Which lines of the data contain the string "JSON"? Show each of them.

━━━ SUPPLIED RECORDS ━━━

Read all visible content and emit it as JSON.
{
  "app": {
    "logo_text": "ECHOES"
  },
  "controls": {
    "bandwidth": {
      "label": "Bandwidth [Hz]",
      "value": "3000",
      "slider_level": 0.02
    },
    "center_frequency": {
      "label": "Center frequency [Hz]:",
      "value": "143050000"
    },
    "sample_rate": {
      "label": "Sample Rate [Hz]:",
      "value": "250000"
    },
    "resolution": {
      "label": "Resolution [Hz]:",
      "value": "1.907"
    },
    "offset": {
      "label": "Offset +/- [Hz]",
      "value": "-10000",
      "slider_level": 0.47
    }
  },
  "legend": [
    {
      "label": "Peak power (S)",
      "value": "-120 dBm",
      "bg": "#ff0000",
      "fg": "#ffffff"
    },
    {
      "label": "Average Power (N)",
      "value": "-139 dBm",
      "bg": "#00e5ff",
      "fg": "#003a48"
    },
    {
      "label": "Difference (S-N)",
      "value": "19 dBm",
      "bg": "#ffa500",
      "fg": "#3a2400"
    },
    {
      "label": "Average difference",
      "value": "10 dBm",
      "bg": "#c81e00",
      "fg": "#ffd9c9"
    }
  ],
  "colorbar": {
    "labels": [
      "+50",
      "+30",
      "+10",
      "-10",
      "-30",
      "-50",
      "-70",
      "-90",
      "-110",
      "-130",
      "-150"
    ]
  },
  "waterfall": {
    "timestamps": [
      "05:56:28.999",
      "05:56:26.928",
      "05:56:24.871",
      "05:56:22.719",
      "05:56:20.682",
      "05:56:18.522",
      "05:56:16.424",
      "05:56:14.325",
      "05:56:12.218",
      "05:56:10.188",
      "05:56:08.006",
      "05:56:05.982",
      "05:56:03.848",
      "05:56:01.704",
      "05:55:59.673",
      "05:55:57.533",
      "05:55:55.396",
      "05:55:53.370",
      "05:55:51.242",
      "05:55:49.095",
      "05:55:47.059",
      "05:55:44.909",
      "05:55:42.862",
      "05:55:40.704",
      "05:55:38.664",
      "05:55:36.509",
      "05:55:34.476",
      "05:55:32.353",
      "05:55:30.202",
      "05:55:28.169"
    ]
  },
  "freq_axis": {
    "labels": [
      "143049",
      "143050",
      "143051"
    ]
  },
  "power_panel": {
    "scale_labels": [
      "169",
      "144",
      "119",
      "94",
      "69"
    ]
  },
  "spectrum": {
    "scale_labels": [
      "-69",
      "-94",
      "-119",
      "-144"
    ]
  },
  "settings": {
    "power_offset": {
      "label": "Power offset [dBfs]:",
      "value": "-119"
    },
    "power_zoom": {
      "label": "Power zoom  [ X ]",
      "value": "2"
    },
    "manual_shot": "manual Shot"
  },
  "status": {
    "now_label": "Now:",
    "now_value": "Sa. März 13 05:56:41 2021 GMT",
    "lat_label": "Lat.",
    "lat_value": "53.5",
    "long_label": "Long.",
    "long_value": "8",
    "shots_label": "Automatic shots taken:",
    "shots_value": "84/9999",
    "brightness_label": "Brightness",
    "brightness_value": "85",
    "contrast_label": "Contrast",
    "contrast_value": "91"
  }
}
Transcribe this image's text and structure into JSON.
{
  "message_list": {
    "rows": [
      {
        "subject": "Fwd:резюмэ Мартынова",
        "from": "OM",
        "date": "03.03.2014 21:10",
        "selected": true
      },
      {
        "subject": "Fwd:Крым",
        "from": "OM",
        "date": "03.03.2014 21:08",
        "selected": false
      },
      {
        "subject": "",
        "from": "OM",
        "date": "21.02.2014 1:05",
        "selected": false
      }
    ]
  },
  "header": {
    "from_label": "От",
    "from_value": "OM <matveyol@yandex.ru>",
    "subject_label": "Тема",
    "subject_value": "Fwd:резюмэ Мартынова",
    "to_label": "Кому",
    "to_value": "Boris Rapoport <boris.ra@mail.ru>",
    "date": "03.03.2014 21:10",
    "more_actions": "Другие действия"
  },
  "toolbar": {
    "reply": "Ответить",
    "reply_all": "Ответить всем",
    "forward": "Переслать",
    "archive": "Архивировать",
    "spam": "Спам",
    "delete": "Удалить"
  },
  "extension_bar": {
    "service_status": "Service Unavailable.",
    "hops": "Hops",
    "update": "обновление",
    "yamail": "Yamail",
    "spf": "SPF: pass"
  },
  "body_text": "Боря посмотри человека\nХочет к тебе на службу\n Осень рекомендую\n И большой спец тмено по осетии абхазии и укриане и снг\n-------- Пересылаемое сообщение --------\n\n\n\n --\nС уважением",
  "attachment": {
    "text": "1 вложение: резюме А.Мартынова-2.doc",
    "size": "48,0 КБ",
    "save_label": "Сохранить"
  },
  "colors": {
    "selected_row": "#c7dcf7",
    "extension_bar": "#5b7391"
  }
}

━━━

OUTPUT OF THE TASK:
Read all visible content and emit it as JSON.
Transcribe this image's text and structure into JSON.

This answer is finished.